(Element data from apps and pages)
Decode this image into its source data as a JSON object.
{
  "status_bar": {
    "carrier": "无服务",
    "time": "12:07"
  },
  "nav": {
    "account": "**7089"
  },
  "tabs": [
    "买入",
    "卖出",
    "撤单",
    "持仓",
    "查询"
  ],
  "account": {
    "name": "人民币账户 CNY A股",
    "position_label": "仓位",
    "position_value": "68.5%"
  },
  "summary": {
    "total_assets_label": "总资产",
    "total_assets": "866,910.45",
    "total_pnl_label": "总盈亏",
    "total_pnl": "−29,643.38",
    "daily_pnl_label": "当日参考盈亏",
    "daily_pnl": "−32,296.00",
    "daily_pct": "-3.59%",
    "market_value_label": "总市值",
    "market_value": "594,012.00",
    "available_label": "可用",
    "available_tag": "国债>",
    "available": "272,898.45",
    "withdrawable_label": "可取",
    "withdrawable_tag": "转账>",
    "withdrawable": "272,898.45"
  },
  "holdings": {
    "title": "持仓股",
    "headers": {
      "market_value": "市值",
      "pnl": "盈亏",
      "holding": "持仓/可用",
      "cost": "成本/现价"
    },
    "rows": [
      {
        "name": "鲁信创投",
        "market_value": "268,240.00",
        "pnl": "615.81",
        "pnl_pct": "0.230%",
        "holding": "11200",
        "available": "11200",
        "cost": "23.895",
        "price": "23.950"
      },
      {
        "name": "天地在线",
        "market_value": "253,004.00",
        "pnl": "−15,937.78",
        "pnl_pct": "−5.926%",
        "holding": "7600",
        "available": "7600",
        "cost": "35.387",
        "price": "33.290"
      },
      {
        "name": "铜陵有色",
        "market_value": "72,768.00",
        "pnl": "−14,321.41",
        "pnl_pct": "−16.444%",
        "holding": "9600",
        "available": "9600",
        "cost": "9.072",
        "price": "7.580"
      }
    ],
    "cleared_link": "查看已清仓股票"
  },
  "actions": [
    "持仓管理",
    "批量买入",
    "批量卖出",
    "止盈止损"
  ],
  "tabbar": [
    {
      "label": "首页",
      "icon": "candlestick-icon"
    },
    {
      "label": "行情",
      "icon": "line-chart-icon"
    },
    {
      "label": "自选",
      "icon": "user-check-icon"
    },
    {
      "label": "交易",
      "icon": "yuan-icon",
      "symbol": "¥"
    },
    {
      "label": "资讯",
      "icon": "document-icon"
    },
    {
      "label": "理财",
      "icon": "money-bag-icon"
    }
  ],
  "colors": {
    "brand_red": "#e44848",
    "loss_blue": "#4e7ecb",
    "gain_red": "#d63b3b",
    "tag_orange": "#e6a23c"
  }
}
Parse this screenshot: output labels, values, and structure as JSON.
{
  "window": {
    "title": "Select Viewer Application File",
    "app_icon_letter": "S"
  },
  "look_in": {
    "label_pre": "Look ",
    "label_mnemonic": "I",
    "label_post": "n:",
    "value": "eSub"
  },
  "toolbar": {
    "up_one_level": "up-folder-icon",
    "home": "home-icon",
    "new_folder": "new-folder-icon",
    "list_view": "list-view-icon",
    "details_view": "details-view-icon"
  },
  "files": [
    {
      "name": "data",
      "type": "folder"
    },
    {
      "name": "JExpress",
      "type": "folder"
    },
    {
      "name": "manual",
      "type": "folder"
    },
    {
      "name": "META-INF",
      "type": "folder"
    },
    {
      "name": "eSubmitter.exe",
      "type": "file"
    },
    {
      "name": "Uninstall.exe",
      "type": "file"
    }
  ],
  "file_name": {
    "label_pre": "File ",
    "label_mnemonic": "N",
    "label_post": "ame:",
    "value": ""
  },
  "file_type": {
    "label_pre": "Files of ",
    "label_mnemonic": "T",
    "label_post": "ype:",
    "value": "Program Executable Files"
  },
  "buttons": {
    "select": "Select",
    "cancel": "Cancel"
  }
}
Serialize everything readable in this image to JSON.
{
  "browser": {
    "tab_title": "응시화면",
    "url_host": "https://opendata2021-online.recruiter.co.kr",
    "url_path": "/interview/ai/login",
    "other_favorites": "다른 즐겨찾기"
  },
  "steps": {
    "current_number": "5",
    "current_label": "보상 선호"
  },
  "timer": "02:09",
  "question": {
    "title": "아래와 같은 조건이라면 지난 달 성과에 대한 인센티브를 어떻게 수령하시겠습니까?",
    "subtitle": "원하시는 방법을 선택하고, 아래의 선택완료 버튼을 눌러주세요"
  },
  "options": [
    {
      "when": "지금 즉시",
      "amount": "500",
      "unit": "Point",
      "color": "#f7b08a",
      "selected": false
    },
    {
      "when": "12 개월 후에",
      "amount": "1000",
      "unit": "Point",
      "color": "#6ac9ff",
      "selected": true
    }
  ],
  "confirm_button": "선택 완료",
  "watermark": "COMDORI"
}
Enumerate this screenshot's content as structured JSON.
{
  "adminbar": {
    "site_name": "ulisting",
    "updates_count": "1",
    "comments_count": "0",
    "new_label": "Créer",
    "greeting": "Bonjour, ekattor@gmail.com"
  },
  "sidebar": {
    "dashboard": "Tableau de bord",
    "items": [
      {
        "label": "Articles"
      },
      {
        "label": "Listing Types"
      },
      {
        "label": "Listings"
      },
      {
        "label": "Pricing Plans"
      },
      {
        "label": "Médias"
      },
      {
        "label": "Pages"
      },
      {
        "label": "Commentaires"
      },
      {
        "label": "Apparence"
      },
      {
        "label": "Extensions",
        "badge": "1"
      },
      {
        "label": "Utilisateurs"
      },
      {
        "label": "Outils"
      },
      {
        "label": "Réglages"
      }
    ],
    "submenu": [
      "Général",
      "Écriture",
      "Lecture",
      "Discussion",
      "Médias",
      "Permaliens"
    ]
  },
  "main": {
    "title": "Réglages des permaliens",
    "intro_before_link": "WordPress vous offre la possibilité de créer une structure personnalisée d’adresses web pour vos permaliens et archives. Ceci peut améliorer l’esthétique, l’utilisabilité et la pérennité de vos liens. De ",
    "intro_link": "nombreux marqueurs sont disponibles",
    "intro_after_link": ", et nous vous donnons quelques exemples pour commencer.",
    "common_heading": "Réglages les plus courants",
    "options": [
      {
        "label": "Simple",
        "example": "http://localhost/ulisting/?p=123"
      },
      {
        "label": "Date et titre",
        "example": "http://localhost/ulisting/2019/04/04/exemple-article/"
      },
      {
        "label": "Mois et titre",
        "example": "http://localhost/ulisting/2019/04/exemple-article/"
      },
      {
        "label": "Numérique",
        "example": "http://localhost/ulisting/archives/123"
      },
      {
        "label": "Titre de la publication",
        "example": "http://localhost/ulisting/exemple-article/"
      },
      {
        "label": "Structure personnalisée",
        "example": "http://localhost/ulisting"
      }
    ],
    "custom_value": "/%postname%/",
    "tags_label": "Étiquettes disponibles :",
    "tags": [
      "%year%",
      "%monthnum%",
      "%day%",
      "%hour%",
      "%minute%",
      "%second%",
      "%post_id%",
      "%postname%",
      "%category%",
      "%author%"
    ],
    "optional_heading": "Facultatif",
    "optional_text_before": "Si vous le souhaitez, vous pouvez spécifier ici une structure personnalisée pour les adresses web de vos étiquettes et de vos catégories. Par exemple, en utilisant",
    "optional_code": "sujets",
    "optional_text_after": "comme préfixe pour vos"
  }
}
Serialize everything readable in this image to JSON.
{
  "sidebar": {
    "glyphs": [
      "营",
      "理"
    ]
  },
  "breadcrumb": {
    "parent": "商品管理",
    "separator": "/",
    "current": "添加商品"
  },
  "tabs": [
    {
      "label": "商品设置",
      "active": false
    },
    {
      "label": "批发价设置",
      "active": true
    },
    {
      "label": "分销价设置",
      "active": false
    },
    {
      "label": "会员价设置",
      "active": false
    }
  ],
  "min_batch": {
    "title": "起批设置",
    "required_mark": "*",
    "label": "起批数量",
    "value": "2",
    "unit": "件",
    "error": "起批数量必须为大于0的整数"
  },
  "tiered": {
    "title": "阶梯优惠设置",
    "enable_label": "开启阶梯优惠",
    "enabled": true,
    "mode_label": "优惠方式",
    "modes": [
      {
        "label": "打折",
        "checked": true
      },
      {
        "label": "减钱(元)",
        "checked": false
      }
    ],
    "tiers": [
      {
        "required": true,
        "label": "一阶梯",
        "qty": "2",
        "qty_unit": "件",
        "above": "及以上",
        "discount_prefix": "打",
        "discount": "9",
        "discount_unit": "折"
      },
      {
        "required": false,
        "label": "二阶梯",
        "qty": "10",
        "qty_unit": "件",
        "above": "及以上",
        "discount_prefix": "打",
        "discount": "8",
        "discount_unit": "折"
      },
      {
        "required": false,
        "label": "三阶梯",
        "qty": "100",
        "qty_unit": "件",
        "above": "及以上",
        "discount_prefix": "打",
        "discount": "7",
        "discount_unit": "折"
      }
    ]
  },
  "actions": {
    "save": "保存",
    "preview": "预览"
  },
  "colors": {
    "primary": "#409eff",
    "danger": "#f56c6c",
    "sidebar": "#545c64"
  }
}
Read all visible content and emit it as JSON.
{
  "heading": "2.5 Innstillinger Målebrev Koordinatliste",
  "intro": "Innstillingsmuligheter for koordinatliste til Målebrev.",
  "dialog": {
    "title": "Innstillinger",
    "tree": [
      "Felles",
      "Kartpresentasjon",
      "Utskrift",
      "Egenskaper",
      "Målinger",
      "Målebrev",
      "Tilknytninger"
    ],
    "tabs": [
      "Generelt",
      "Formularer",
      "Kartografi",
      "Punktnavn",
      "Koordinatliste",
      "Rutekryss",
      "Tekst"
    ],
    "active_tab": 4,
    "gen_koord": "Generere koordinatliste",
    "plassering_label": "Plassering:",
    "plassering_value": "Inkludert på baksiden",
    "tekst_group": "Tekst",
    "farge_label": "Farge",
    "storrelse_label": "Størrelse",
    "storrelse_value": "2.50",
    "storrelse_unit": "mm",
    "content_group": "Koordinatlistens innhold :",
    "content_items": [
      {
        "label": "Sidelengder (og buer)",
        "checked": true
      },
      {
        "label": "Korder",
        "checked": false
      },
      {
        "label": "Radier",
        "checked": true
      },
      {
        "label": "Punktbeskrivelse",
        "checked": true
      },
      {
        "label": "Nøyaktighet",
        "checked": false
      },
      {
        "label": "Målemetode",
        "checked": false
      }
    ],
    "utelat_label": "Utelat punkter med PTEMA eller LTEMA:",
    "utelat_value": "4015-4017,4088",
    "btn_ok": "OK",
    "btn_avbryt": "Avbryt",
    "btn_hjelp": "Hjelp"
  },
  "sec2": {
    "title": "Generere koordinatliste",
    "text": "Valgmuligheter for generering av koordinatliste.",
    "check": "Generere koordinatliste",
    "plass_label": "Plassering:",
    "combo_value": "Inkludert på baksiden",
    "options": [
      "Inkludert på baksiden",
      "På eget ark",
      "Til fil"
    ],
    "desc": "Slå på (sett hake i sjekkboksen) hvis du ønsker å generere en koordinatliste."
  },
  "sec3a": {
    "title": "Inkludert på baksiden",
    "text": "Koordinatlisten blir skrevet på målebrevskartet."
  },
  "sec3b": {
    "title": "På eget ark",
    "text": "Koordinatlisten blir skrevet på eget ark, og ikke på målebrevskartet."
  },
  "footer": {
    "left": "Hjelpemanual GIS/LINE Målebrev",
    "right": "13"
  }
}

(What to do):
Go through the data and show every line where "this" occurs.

(Response area):
Decode this image into its source data as a JSON object.
Parse this screenshot: output labels, values, and structure as JSON.
Serialize everything readable in this image to JSON.
Enumerate this screenshot's content as structured JSON.
Serialize everything readable in this image to JSON.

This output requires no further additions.